What It Really Means When You Can't Feel Your Feet

At one point or another, you've probably experienced the tingling discomfort of your foot having fallen asleep after a few hours spent lounging on the couch. Waddling around trying to shake that foot awake in an effort to regain feeling can be awkward and uncomfortable.

According to The Center for Foot Care, this tingling sensation, known as paresthesia, is a result of prolonged pressure being placed on the nerve, which in turn limits blood circulation. In addition to blood flow, neuron messaging from the foot to the brain is also constricted. Without any information as to what the foot is feeling, the brain interprets this as numbness. While annoying, this numbness generally subsides once we resume regular movement. Paresthesia is temporary, but there are cases in which people experience regular ongoing numbness in the feet. What is the cause of chronic foot numbness, and are there ways to relieve the discomfort?

Certain health conditions can cause numbness in the feet

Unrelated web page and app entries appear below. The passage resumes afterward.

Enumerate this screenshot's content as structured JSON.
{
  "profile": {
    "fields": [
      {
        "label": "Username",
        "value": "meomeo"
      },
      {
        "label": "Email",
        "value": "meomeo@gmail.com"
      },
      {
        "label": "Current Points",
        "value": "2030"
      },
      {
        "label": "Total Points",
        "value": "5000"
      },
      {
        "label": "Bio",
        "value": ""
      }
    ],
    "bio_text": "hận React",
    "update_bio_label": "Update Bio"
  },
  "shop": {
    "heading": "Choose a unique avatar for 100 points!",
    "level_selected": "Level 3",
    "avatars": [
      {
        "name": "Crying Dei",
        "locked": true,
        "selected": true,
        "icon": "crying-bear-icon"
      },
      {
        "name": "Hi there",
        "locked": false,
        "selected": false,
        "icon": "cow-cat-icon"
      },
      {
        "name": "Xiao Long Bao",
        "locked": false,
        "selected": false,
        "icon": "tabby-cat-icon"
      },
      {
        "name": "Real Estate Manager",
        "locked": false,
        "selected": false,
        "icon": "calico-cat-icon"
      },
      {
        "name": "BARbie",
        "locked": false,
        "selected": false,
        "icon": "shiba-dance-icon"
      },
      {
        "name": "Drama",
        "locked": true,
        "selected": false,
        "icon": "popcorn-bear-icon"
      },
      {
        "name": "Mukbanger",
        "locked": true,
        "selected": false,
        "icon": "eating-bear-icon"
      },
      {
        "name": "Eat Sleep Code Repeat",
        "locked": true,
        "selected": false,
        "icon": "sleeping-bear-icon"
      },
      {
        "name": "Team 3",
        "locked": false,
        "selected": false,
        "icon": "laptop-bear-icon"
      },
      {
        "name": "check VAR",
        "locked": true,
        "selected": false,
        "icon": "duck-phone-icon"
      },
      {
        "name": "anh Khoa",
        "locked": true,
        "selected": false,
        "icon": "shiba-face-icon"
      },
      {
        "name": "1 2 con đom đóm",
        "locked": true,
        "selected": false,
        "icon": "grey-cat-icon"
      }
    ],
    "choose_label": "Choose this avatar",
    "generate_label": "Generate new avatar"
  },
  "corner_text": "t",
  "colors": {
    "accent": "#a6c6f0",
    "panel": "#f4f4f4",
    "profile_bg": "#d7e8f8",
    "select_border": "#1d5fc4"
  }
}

According to the National Institute of Diabetes and Digestive and Kidney Diseases (NIDDK), numbness in the feet can occur as a result of what's known as peripheral neuropathy. Often felt in the feet, this numbness can also be experienced in the hands, arms, and legs. Diabetes is one possible condition that can cause numbness in the feet. The American Diabetes Association reports that 50% of those diagnosed with diabetes experience peripheral neuropathy.

Much like when our feet fall asleep, cysts and tumors can also place pressure on nerves that can limit blood circulation to areas of the body such as the feet (via Medical News Today). However, it's not just the nerves in the feet that can cause foot-numbing sensations. Those diagnosed with sciatica, characterized by damage to the sciatic nerve located between the lower spine and the legs, may also experience numbness in the feet as a result.

According to Medical News Today, symptom relief methods can range from prescription medications to at-home exercises. For example, those diagnosed with diabetes may see improvement in symptoms through the use of medications such as gabapentin and pregabalin. Others may find relief from methods designed to prompt blood flow such as massage, epsom salt baths, or exercise, or by applying heat or ice to the affected area to release nerve pressure. If you find that you're experiencing ongoing numbness in the feet, particularly if accompanied by discoloration or changes in appearance, be sure to consult with a physician.